PRINT November 1964

The Making of “Sky Gate”

SKY GATE WAS NOT conceived as a sculpture but rather as a reconstruction and re-enactment of many meaningful experiences. Everytime I have found myself in the presence of seemingly lifeless and awesome land where soil, rock, snow and sky meet. I have been filled with an untold wealth. Somehow, the presence of man in the nakedness of nature, where time, space, distances are so actual, but so measureless, where the actual and the infinite are all the same, creates a strange situation. In such sparse and denuded regions there is little with which to identify. Yet, perhaps because of lack of identity, what is perceived, the immediate surroundings, the forms that occupy space become eminently meaningful. A curve, rounded by the winds of time; a harsh cut through the face of a cliff; the bold shape of a rock or of a crest; all this, and so much more, often assembled in a chaotic but always majestic arrangement, speak of a continuous present which we want to be part of ad infinitum.

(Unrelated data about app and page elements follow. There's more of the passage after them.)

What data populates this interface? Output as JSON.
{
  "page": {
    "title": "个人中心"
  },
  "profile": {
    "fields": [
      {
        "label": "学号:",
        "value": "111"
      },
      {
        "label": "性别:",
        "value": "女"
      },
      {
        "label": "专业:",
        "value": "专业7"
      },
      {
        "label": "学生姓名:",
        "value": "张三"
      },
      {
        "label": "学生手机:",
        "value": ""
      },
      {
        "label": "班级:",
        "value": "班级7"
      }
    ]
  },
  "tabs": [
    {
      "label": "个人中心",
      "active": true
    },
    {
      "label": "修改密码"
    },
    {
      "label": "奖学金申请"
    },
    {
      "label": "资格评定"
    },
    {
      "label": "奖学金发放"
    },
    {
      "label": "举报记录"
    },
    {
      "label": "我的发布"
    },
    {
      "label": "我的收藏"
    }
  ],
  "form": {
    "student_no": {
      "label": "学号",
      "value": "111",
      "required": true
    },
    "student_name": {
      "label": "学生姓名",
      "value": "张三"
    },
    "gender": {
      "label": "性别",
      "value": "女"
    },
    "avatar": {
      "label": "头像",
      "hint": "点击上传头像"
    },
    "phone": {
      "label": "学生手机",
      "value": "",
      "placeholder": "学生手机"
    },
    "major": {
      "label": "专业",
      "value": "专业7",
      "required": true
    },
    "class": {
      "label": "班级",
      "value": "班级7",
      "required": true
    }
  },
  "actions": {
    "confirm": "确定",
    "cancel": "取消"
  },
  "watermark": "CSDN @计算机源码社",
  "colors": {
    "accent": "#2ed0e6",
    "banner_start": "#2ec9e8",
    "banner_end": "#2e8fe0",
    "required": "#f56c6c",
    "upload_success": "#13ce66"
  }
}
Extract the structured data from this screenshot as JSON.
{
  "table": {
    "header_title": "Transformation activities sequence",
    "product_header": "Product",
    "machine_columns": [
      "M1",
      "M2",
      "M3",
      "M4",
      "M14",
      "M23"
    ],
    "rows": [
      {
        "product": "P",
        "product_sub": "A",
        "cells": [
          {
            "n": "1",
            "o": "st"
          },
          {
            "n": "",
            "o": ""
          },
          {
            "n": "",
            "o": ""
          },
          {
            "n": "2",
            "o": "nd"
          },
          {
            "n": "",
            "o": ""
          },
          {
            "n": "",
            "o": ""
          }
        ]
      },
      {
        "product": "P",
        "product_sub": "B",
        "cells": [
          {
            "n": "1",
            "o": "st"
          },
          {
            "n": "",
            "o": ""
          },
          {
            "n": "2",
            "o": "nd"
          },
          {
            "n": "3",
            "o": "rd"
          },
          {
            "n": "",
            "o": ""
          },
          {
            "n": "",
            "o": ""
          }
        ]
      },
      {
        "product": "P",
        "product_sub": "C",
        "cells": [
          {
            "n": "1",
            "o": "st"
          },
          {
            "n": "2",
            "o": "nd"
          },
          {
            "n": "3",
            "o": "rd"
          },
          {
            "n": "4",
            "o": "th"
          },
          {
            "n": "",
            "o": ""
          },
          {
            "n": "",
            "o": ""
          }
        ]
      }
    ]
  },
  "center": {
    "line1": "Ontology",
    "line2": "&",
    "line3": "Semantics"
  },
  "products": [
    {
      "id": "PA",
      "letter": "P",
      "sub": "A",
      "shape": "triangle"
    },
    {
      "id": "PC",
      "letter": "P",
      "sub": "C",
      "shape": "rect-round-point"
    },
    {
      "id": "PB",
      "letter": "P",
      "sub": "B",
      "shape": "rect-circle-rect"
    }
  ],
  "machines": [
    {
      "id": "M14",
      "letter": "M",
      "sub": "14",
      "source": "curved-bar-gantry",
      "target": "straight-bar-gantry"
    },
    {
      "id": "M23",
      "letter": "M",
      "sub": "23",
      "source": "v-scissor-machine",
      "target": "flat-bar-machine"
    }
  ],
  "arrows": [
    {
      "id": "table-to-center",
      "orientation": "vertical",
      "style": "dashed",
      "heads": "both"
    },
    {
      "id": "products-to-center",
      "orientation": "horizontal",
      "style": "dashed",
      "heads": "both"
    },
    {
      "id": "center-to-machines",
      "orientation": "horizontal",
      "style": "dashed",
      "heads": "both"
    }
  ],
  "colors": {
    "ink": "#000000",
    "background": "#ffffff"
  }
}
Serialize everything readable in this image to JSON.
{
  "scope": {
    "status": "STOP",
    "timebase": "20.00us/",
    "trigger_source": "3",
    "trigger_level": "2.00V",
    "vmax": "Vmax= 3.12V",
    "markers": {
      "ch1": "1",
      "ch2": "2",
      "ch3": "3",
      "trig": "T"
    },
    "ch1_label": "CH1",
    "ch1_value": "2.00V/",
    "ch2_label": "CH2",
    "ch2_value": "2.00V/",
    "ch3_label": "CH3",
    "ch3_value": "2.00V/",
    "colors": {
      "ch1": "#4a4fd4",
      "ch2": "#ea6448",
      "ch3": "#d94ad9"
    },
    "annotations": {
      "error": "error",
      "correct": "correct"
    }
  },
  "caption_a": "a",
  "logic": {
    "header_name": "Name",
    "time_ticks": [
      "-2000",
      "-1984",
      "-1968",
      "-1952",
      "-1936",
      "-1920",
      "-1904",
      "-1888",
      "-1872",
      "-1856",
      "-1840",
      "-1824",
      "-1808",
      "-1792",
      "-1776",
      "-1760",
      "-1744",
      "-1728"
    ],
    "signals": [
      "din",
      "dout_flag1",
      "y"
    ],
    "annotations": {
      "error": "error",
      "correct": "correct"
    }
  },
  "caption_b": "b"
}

Sky Gate was conceived for myself and for those who, upon seeing it, will know why I conceived it.

Roger Bolomey